Collected data
*** Block opens ***

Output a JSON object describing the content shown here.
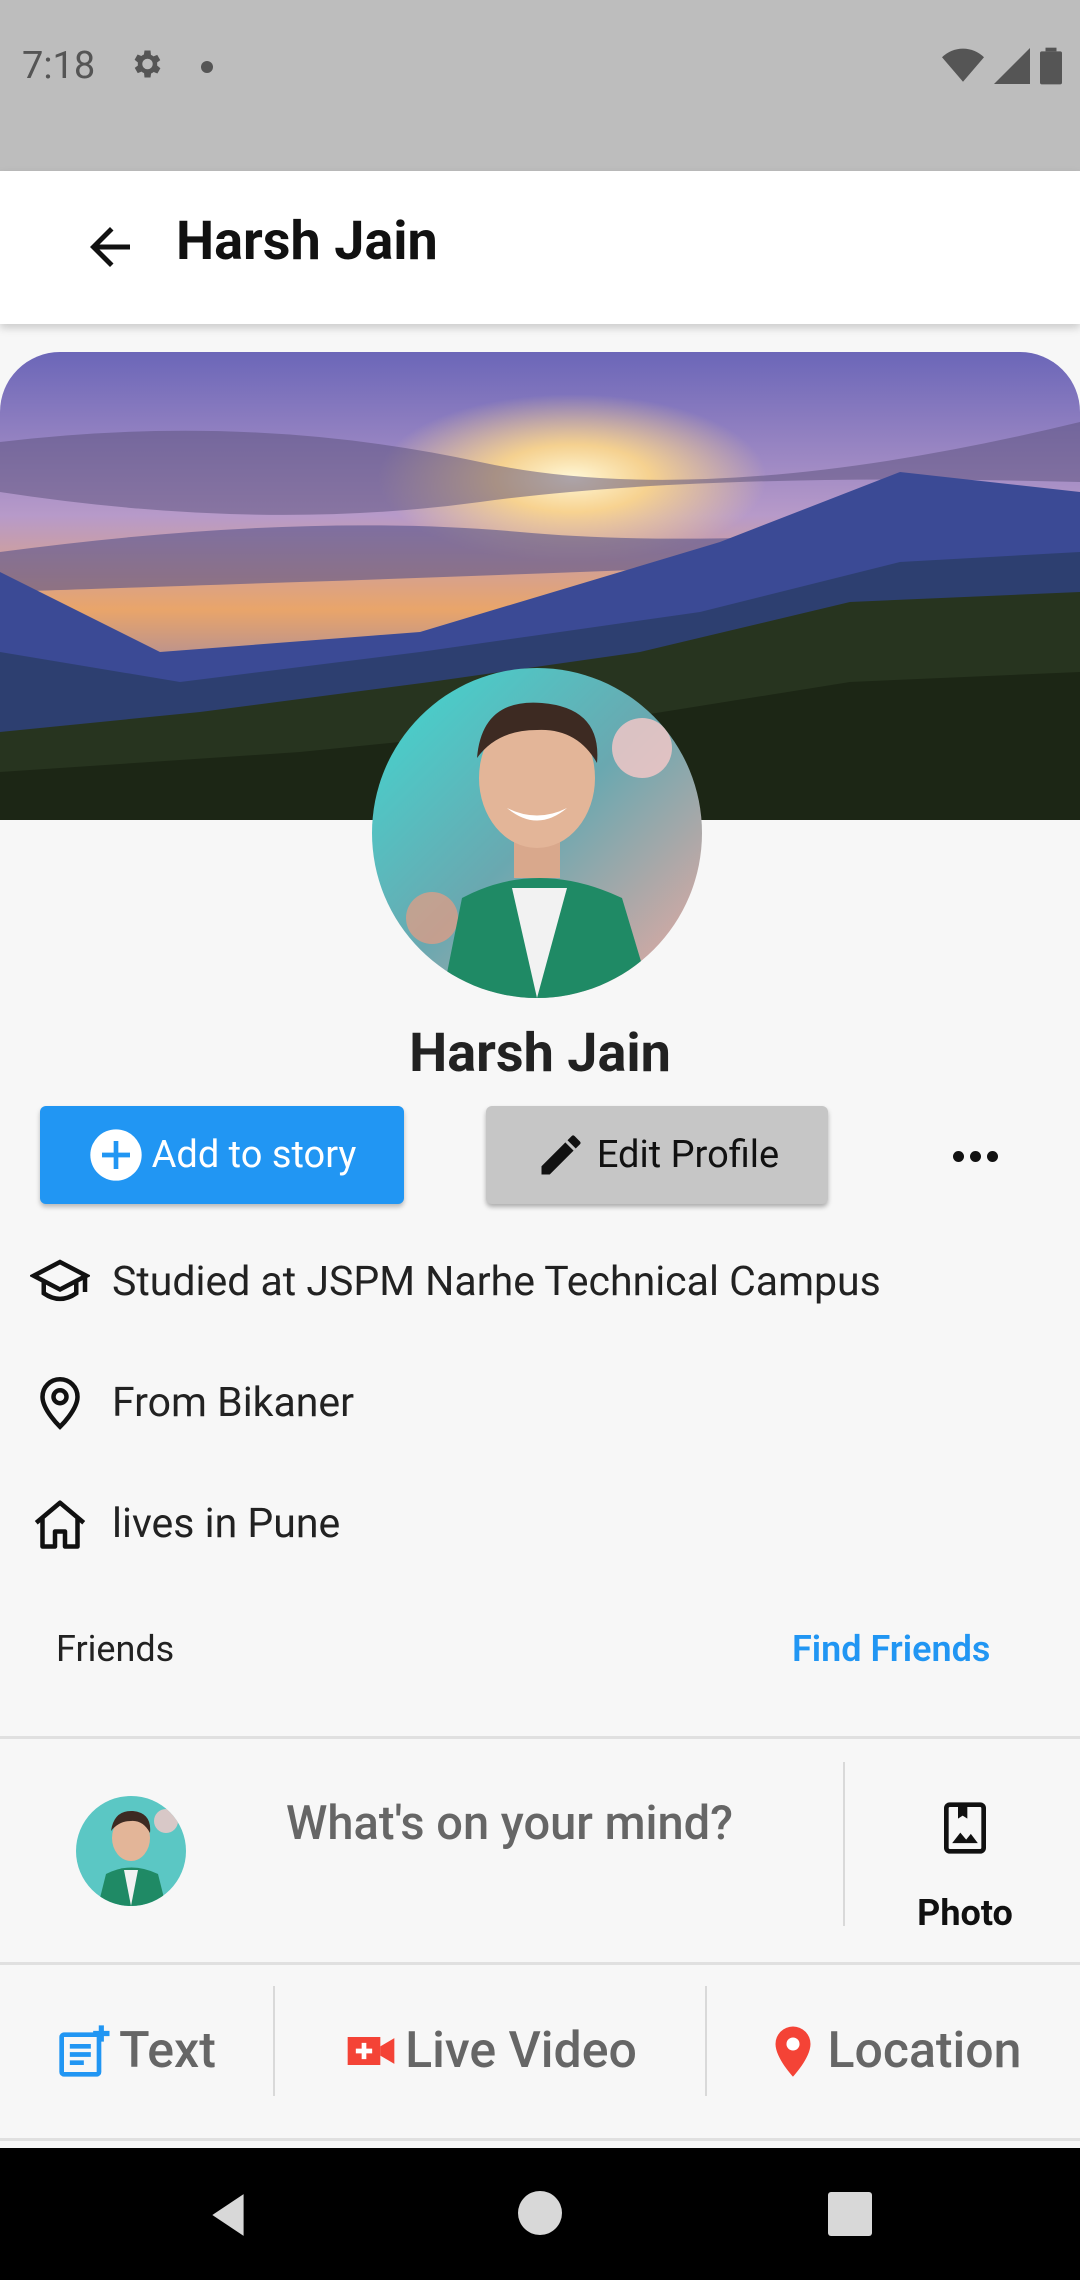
{
  "status": {
    "time": "7:18"
  },
  "appbar": {
    "title": "Harsh Jain"
  },
  "profile": {
    "name": "Harsh Jain",
    "add_story": "Add to story",
    "edit_profile": "Edit Profile"
  },
  "info": {
    "studied": "Studied at JSPM Narhe Technical Campus",
    "from": "From Bikaner",
    "lives": "lives in Pune"
  },
  "friends": {
    "label": "Friends",
    "find": "Find Friends"
  },
  "composer": {
    "placeholder": "What's on your mind?",
    "photo": "Photo"
  },
  "actions": {
    "text": "Text",
    "live": "Live Video",
    "location": "Location"
  },
  "colors": {
    "accent": "#2196f3",
    "live": "#f44336",
    "location": "#f44336"
  }
}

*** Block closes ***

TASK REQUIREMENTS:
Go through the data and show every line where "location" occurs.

RESPONSE AREA:
    "location": "Location"
    "location": "#f44336"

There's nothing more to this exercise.